The award for Management and Leadership went to Rakhshanda Shahzad, Director of Service Delivery for BAWSO, an all Wales organisation which provides specialist services to black and ethnic minority women and children fleeing domestic abuse.
Nirmala Pisavadia took the Social and Humanitarian Award for her work with Sight Cymru promoting prevention of needless sight loss in black and ethnic minority communities in Wales. Nirmala set up MEGAFOCUS Wales, a group of multi-disciplinary professionals who work with people with sight loss to manage treatment and also to spread awareness of the cause. Nirmala was born in Kenya and has lived in Wales for almost 33 years.
This year's event also featured a new category of Lifetime Achievement Award presented to three inspirational individuals:
Dr Minakshi Choksi came to the UK in 1964 from India and has provided outstanding service to the NHS in Wales as a Consultant Anaesthetist. Dr Choksi has worked tirelessly to promote integration within the pan-Asian community in Cardiff by encouraging greater interaction, mutual respect and tolerance.
Angela Kwok originally from Hong Kong moved to Wales in 1972. As a Chinese woman living in the UK, she discovered many of the Chinese women had difficulty speaking with the local community and were not able to understand English. Angela went on to set up Cardiff Chinese Community Services Association (CCCSA) to provide interpretation and translation services as well as organising cultural events in Cardiff such as celebrations for Chinese New Year.
Valbai Keshra was born in the Bharasar province of India and moved to Cardiff in 1968. She could speak very little English and lacked confidence to communicate with others until 7 years ago when she started working towards her Maths and English exams. Now at the age of 74, Valbai has a new sense of confidence when facing the world and is able to converse easily with those around her. Her ambition is to share her knowledge, skills and experiences by running a class for women in similar situations.
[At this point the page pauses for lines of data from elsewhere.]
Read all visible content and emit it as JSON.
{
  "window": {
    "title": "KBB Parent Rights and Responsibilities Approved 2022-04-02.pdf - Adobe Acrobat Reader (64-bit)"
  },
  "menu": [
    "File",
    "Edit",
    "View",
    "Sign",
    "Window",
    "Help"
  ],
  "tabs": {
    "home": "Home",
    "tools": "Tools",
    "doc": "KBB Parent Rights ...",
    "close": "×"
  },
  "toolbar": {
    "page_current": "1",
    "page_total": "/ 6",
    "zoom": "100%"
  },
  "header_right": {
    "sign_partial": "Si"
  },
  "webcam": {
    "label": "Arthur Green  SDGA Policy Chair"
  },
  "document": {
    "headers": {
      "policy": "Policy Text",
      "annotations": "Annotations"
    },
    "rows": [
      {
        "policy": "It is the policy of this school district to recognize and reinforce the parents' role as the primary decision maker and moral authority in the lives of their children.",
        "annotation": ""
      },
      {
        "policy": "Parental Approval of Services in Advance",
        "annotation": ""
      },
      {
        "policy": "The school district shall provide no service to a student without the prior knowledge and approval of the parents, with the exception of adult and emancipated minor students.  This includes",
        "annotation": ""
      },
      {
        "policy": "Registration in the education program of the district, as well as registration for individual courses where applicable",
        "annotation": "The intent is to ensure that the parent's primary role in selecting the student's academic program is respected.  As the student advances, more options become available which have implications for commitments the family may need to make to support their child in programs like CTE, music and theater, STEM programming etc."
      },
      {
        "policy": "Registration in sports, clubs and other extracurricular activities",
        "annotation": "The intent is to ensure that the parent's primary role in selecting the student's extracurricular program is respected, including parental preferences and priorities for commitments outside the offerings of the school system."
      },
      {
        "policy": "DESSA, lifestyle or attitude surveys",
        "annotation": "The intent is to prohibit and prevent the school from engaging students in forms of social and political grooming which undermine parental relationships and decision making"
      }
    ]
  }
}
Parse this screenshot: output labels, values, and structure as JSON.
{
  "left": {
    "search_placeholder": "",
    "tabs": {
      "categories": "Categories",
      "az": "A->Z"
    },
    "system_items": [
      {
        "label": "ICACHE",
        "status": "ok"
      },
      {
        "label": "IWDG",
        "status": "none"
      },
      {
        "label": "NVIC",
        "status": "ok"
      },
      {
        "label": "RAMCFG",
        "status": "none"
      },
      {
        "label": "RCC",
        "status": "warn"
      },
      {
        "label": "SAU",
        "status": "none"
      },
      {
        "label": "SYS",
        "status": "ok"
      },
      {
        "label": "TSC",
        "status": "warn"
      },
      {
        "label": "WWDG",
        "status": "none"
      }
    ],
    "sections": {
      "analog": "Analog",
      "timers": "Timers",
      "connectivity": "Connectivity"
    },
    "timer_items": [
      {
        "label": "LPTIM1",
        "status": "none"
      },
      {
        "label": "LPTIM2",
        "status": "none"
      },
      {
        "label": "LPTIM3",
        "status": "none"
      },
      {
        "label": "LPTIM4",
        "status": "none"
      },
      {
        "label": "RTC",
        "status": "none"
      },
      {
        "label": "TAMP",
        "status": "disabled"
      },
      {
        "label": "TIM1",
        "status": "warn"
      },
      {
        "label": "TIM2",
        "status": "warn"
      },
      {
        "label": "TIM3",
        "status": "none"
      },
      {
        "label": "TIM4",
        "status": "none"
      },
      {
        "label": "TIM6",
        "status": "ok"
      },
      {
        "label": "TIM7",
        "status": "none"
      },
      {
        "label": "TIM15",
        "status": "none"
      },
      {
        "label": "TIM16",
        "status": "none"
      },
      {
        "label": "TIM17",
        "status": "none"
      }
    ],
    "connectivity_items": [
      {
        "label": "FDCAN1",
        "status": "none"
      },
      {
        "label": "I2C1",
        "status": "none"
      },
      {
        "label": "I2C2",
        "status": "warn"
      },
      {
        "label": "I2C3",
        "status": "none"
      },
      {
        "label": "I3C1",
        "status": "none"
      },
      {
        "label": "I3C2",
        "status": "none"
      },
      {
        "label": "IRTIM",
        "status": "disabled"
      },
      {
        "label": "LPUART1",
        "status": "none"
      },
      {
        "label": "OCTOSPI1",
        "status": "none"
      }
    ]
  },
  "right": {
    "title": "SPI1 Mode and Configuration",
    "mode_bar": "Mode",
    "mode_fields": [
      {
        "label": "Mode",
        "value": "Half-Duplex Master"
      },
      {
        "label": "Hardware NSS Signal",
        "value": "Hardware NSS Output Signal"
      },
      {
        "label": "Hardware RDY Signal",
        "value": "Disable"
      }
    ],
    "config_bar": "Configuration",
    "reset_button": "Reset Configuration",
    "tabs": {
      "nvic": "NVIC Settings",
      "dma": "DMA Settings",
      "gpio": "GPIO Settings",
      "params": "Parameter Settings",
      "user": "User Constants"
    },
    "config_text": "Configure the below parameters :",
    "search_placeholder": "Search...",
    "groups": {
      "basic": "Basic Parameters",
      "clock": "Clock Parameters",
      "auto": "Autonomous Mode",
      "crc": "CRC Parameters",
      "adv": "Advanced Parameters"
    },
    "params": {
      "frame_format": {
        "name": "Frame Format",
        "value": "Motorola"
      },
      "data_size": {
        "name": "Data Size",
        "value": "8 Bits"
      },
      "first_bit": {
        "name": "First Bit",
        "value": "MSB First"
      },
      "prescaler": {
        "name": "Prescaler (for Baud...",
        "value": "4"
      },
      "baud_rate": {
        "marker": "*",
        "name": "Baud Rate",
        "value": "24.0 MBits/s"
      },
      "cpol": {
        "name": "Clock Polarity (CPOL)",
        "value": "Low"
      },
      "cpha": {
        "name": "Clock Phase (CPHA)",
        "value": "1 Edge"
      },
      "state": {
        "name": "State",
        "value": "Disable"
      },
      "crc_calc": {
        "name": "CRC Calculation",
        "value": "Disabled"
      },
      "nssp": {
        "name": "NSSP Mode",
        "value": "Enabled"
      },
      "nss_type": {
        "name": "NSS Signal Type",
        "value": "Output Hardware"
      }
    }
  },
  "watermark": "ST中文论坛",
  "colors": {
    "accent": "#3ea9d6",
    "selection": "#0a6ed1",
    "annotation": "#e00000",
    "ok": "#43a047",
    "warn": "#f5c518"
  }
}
Honoured guests at the ceremony included Menna Richards (Vice-President of Cardiff University and the previous controller of BBC Cymru Wales); Lord Lieutenant of South Glamorgan, Peter Beck; Baroness Anita Gale; former First Minister Rhodri Morgan, Minister for Health and Social Services Mark Drakeford and Assembly Ministers Jane Hutt, Julie Morgan, Eluned Parrott and Jenny Rathbone.
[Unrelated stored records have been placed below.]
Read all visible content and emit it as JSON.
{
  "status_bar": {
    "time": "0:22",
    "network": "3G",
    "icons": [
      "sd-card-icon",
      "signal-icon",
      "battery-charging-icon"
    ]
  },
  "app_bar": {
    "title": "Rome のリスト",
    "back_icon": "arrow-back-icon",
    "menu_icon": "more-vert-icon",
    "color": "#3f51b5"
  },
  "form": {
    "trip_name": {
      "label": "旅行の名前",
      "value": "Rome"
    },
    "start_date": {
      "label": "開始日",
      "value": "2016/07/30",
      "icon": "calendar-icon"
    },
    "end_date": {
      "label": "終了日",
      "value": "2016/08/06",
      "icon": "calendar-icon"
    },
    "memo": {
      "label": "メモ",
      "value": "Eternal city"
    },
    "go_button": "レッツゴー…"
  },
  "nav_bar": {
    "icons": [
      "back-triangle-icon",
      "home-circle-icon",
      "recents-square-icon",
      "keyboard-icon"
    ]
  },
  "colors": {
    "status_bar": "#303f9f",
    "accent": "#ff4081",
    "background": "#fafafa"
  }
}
Cardiff University strongly supported the awards with judges including Professor Teresa Rees from the School of Social Sciences; Professor Julian Sampson, Head of the Institute of Medical Genetics; Emeritus Professor Susan Denman, formerly of the School of Medicine; Professor Terry Threadgold, former Pro Vice-Chancellor for Staff and Diversity and Professor Dianne Edwards from the School of Earth and Environmental Sciences.
The ceremony was attended by 280 people, and a proportion of the profits will go to Cancer Research Wales.